*Includes pictures of important people, places, and events.
*Includes Leigh and Gable's quotes about their lives and careers. *Includes a bibliography for further reading.
The 1930s were, without a doubt, the height of the classical Hollywood era. The era was known for its lavish studio productions, with MGM, RKO, Warner Brothers, Paramount, and 20th Century Fox all operating at the height of their powers. Every major studio possessed a long roster of contract players, with films released at such a rapid pace that it made for an especially competitive environment within the industry. Even while America remained in the throes of the Great Depression, the film industry continued to flourish, and movies easily supplanted the theater as the main attraction for American entertainment.

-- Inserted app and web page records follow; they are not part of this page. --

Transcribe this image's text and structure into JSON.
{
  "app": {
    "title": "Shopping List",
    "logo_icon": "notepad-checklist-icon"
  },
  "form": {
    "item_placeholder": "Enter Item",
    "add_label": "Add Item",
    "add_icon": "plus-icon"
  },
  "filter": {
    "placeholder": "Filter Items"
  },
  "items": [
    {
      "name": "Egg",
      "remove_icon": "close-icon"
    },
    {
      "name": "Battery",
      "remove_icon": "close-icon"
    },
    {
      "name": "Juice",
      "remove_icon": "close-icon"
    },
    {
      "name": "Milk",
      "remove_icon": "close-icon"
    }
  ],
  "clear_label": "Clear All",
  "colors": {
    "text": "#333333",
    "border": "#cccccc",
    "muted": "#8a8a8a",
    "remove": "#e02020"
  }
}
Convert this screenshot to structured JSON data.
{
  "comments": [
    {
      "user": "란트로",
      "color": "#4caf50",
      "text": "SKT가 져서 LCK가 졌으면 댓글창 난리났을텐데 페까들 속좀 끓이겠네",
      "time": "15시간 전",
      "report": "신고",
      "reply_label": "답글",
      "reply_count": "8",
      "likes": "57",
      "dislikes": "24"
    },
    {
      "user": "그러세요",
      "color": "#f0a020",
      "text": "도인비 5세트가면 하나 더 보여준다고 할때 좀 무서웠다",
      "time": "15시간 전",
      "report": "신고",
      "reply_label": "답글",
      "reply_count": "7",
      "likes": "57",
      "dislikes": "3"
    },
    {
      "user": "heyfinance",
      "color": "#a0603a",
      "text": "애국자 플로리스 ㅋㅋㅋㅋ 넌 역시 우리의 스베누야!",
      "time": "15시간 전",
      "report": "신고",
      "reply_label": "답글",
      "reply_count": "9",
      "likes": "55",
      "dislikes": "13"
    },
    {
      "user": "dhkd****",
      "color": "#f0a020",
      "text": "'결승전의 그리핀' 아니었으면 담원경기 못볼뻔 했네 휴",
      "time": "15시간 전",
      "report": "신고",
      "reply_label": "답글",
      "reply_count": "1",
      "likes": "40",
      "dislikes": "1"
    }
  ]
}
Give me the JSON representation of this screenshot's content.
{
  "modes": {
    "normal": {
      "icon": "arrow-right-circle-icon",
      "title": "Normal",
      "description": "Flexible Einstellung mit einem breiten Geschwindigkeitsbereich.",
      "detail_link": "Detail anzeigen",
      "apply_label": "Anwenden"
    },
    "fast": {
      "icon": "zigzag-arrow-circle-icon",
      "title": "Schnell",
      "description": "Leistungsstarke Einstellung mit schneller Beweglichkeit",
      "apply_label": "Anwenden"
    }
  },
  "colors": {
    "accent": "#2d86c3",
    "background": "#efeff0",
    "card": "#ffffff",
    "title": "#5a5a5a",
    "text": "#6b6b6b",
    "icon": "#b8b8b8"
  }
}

Of course, what made 1939 the watershed year was the release of several critically acclaimed movies, including The Wizard of Oz and Mr. Smith Goes to Washington. But the most famous of the bunch, and perhaps the most famous movie of all, is Gone With the Wind. Leading man Clark Gable had a unique appeal that captivated Depression-era audiences; while Cary Grant offered a sophisticated charm and Fred Astaire was tied to the musical genre, Gable brought an air of sophistication that was less comical than that of Grant and appealed to both genders, unlike Astaire. At a time when so many Americans were financially destitute, Gable managed to appear classy without coming across as snobbish. At the same time, his virile masculinity was not overly macho or misogynist. For these reasons, Gable was able to captivate male and female viewers alike, and his mass appeal was a driving force behind the commercial success of Gone With the Wind, possibly the most beloved Hollywood film ever made. As iconic director John Huston once stated, "Clark Gable was the only real he-man I've ever known, of all the actors I've met."
One of the most remarkable aspects of the film is that the quintessential Southern belle was played by Vivien Leigh, a British actress still relatively unknown in Hollywood. Vivien was an accomplished stage actress and had already appeared in foreign films during the 1930s, but she was a complete dark horse to get the iconic role she's still associated with, and it only came about because of her persistence in getting cast for the role. 30 years after Gone With the Wind was released, one film critic credited Selznick's "inspired casting" of Vivien Leigh as Scarlett with the film's success. Another 30 years later, the same critic wrote that Leigh "still lives in our minds and memories as a dynamic force rather than as a static presence."
While Gone With the Wind made Leigh a big name practically overnight, she continued to buck the usual trend by doing Broadway and even appearing on stage in London during the 1940s, instead of focusing on movies. A lot of this was no doubt due to her famous marriage to Laurence Olivier, himself an accomplished stage and film actor. At the same time, Vivien became notorious for being difficult to work with and unusually temperamental, a byproduct of bipolar disorder that frequently affected her mood and occasionally left her incoherently hysterical.
Despite starring together just that one time, Gable and Leigh produced one of the most memorable movie couples, but they were also tied together by similar fates and premature deaths. Rhett & Scarlett examines the lives and careers of the two Hollywood icons. Along with pictures of important people, places, and events, you will learn about Clark Gable and Vivien Leigh like never before.